January financial markets saw either a rebound in optimism or a willingness to bargain-hunt exhibited by investors, leading stocks to one of their strongest Januaries in history. These returns ensued despite mixed signals and doubt which still prevail both domestically and abroad. Regardless, markets responded to last year’s torment with renewed vigor. Domestically, we dealt with the longest government shutdown in history (35 days), whose economic impact has yet to be determined, and a possibly related decline in consumer confidence. On the positive side, employment numbers remain strong, with jobless claims generally coming in lower than expected. Manufacturing activity slowed, with the ISM Index moving from 58.8 to a worse than expected 54.1, but remains expansionary. Inflation continues to be benign, with a 2.2% CPI number reported this month. Additionally, in their January meeting, the Federal Reserve signaled that it would be "patient" when considering future rate hikes. This alleviated fear of the Fed being over-restrictive and choking economic growth, providing ﬁnancial markets with perhaps it’s biggest boost. Growth expectations for the U.S. economy have lessened to the 2.5% range, down from the 3.0 to 3.5% expected last year. Abroad, there continues to be uncertainty regarding both a trade deal with China and the outcome of the British Brexit endeavor, which weighs substantially on the markets, both domestic and foreign.
Equities rebounded sharply in January, as investors took advantage of the discounted stock prices produced by the 2018 market’s negative return. The 8.01% return for the S&P 500 was the strongest January number in three decades. The market’s strength was broadly based as all equity indices, large and small, foreign and domestic, participated. Cheaper prices, strong economic numbers, and a more dovish Fed stance encouraged investors and stimulated buying. Adding to market enthusiasm were corporate earnings, which were generally reported as better than anticipated. January returns were created while overcoming the effects of the shutdown, Brexit, and the trade dispute. These effects continue to hang over the financial markets, and will be watched with great interest.

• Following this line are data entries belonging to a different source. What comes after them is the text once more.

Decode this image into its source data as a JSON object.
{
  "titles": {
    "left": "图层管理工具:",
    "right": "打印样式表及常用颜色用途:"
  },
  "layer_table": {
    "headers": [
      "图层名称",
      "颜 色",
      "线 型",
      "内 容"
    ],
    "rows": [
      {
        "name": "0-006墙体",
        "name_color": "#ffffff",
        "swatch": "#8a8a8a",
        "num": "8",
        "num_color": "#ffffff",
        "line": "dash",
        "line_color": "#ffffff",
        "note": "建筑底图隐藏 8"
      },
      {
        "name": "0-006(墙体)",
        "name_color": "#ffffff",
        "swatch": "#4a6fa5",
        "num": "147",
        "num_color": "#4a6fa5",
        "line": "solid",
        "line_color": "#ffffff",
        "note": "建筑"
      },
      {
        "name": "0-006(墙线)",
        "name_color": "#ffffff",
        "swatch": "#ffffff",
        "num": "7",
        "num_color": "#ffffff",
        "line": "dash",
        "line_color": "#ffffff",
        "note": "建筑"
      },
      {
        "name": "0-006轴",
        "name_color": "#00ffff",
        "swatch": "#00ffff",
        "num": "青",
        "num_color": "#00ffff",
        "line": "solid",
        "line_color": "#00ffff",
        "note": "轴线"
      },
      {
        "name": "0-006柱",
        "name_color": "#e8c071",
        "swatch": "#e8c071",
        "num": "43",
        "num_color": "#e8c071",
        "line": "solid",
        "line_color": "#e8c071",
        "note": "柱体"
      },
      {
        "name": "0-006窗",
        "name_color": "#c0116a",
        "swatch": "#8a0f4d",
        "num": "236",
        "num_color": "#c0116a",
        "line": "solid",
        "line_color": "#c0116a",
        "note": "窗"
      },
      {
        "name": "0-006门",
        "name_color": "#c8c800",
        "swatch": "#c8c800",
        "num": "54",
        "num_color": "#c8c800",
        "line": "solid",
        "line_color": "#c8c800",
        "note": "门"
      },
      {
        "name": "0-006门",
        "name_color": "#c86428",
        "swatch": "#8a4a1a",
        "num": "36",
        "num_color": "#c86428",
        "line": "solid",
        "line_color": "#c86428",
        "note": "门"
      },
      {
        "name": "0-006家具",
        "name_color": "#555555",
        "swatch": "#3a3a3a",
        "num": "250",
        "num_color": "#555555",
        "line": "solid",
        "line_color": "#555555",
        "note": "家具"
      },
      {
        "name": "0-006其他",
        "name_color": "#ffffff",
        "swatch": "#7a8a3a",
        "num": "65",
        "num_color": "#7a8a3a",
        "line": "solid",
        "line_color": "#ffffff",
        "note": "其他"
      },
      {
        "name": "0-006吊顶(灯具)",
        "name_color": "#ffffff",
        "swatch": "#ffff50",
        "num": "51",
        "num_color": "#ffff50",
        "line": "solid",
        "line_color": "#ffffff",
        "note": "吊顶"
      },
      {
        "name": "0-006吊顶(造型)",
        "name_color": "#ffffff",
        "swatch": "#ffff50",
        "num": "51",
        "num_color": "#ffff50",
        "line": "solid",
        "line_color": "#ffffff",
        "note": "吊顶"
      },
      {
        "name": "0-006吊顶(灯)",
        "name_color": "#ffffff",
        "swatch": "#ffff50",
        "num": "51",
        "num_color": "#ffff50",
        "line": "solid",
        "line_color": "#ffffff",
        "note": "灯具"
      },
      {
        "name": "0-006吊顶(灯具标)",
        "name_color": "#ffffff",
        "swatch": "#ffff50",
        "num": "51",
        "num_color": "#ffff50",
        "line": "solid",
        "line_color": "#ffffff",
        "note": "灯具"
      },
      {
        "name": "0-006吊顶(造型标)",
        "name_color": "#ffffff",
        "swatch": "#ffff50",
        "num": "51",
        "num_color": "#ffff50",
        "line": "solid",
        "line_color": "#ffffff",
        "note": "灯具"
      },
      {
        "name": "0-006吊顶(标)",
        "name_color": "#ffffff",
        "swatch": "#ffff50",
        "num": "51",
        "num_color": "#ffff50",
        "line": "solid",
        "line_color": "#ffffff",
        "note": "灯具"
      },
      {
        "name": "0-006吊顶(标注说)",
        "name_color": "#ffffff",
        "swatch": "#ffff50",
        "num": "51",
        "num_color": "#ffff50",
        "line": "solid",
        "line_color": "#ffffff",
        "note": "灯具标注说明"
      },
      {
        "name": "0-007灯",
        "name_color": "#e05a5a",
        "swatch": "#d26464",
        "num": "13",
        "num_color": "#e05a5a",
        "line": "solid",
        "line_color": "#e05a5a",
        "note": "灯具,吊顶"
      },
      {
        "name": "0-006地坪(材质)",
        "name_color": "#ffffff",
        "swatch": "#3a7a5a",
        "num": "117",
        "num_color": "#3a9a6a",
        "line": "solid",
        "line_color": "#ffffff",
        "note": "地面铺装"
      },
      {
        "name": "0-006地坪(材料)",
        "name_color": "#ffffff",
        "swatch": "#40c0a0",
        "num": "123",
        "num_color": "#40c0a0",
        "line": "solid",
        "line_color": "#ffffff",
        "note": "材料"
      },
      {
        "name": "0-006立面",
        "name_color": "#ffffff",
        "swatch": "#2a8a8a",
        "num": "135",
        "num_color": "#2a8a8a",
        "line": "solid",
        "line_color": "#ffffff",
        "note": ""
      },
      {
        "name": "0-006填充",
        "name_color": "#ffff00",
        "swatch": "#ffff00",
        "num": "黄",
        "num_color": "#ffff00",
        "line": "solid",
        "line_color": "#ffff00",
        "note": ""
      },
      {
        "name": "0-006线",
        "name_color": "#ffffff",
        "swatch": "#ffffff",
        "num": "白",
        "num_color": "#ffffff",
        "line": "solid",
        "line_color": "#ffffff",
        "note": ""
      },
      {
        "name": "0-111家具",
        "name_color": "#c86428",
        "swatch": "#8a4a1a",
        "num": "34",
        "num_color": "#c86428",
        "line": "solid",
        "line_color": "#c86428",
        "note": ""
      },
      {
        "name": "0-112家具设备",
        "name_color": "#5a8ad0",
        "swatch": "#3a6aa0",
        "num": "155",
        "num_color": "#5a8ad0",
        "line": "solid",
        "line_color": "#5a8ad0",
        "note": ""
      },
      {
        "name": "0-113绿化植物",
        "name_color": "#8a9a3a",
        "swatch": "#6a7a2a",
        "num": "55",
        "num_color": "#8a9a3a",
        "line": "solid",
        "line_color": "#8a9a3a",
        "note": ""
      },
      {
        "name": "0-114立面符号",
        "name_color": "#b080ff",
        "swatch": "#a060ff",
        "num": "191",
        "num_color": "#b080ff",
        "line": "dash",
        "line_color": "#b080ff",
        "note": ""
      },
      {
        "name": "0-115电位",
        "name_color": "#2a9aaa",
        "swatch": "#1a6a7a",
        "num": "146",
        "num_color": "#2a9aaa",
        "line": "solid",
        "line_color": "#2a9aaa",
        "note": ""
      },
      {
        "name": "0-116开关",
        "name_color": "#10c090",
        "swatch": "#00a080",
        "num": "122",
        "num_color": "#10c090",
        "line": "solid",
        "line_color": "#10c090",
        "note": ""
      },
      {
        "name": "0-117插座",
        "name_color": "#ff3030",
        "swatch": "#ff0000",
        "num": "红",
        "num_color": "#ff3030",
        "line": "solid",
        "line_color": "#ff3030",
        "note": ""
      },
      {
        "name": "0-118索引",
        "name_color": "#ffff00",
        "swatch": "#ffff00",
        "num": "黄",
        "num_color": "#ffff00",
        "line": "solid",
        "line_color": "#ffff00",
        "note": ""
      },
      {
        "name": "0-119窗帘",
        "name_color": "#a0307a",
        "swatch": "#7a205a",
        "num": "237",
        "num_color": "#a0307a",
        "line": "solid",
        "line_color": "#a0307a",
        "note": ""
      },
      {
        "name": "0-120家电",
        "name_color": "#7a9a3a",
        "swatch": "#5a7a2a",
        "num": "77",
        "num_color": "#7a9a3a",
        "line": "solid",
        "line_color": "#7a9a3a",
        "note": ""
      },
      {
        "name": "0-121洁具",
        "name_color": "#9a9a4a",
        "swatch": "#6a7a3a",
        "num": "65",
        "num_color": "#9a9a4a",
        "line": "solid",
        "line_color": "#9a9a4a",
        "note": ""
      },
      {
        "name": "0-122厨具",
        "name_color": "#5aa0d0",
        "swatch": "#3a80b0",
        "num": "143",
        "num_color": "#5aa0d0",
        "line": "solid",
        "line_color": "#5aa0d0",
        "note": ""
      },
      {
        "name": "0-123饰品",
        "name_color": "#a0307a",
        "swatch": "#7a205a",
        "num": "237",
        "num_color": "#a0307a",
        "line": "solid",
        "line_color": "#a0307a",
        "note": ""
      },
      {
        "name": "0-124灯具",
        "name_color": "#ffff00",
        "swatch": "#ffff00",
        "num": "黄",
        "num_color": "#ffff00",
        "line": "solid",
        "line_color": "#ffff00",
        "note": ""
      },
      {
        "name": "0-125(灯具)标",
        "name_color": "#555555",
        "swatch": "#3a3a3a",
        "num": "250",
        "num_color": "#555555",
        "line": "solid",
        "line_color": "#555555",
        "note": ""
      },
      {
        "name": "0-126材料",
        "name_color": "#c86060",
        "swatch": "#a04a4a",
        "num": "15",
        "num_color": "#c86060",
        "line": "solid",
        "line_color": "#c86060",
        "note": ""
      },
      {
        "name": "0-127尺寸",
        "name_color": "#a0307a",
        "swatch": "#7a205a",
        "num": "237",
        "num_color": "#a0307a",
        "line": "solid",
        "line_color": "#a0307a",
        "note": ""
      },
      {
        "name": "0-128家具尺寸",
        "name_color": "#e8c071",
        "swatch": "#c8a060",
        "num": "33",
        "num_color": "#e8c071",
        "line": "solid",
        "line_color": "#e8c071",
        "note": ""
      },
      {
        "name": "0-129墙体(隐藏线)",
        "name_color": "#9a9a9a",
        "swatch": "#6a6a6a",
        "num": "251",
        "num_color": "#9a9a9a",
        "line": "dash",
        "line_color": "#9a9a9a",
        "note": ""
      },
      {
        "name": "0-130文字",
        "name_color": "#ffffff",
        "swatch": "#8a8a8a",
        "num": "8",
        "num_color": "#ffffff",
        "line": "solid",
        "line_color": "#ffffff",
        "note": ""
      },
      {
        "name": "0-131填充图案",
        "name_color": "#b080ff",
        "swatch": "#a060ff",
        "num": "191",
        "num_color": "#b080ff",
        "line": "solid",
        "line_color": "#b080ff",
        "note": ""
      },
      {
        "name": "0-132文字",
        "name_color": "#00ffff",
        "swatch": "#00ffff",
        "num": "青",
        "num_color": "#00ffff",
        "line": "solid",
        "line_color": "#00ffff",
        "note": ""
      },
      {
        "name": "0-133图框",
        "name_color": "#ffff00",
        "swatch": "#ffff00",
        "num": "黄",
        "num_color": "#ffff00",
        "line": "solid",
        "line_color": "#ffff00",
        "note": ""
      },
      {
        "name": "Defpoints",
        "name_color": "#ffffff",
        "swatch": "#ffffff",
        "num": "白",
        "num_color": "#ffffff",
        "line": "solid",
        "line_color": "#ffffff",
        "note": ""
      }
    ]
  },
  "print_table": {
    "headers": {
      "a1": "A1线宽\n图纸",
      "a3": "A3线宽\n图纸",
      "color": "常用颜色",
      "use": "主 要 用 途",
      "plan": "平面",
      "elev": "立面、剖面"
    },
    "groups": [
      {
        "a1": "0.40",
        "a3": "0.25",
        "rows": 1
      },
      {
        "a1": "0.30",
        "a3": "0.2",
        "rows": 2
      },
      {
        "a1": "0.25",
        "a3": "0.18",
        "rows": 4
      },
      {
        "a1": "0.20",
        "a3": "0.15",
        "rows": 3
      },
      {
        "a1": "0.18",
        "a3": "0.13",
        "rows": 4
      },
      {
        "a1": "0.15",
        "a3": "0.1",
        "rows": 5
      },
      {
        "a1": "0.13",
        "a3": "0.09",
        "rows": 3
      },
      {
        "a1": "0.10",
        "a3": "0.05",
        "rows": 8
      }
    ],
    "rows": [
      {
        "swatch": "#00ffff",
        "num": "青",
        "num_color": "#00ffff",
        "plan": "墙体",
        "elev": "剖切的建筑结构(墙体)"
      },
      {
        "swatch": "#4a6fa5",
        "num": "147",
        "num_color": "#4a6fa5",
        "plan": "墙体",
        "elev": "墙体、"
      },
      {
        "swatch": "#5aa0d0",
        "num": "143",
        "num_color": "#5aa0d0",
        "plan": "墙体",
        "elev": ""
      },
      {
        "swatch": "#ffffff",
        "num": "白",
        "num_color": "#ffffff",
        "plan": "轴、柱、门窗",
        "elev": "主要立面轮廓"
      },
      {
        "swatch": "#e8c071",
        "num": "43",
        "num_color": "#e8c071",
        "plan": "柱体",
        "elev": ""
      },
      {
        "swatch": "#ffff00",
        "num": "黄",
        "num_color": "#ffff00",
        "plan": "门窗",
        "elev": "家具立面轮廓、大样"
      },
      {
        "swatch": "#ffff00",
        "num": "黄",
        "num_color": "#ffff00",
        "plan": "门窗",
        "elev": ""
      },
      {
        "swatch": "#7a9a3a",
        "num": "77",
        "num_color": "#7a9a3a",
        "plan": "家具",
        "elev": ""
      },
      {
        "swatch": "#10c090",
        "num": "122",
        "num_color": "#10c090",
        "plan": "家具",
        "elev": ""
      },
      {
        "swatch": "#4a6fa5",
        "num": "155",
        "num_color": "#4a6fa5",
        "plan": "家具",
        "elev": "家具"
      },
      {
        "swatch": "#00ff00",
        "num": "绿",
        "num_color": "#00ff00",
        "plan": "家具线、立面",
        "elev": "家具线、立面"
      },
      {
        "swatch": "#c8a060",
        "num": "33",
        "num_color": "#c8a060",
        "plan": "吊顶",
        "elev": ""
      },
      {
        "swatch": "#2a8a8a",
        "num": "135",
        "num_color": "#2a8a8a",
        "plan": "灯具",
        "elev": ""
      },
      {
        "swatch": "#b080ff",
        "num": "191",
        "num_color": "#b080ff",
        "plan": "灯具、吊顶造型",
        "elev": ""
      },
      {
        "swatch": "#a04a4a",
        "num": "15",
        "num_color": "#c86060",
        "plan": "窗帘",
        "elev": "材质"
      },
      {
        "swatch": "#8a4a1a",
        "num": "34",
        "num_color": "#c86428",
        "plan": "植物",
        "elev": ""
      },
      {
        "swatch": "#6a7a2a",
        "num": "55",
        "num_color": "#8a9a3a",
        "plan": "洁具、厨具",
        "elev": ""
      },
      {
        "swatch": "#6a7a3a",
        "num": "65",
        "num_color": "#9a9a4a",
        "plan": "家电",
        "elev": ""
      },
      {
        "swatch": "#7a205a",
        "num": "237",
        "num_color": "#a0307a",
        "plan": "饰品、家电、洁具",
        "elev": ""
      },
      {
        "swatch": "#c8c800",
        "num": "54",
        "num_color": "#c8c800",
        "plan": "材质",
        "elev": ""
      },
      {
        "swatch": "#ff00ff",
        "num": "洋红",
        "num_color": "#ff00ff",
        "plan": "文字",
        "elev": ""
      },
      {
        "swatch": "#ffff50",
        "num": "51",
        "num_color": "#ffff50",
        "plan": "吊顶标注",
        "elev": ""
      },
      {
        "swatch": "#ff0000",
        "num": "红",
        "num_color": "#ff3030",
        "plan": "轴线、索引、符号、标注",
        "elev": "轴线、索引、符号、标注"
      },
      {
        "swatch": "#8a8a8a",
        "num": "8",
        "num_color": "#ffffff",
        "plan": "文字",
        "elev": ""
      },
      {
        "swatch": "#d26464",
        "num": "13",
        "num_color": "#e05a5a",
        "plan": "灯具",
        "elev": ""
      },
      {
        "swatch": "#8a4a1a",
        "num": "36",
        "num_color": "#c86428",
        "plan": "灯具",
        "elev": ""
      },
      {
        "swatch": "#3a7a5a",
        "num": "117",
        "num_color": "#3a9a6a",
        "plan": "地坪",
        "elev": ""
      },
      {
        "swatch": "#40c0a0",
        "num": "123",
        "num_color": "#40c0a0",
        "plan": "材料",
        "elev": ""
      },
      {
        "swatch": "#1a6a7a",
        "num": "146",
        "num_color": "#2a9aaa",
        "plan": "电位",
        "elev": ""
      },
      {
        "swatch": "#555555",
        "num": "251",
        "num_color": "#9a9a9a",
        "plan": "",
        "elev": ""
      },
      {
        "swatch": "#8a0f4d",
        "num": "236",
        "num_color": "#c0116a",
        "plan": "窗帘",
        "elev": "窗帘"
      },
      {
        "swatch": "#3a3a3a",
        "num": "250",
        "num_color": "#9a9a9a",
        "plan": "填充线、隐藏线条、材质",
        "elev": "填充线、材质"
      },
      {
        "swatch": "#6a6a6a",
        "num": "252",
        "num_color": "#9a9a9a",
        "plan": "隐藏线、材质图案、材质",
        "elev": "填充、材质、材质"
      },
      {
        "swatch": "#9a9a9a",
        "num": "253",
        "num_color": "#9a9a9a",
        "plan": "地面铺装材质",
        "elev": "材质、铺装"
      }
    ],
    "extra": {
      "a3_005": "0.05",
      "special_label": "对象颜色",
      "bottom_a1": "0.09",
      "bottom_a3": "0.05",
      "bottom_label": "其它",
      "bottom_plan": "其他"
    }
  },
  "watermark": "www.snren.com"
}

Treasury yields remained largely steady through January, ending the month slightly lower. Most of the movement was concentrated in the 5 to 7-year maturities, which saw 8 basis point declines. Longer and shorter maturities experienced slightly lesser changes with no significant effect on the yield curve. Responding to the Fed statement led T-bills also lower in yield for the month. Bond markets began the month expecting between one and two more interest rate hikes from the Fed and ended the month with no 2019 hikes priced in the market. Credit spreads tightened in conjunction with the bullish equity market, pushing credit based indices higher. This tightening is most apparent in the high yield sector, whose index sported a 3.74% return for the month.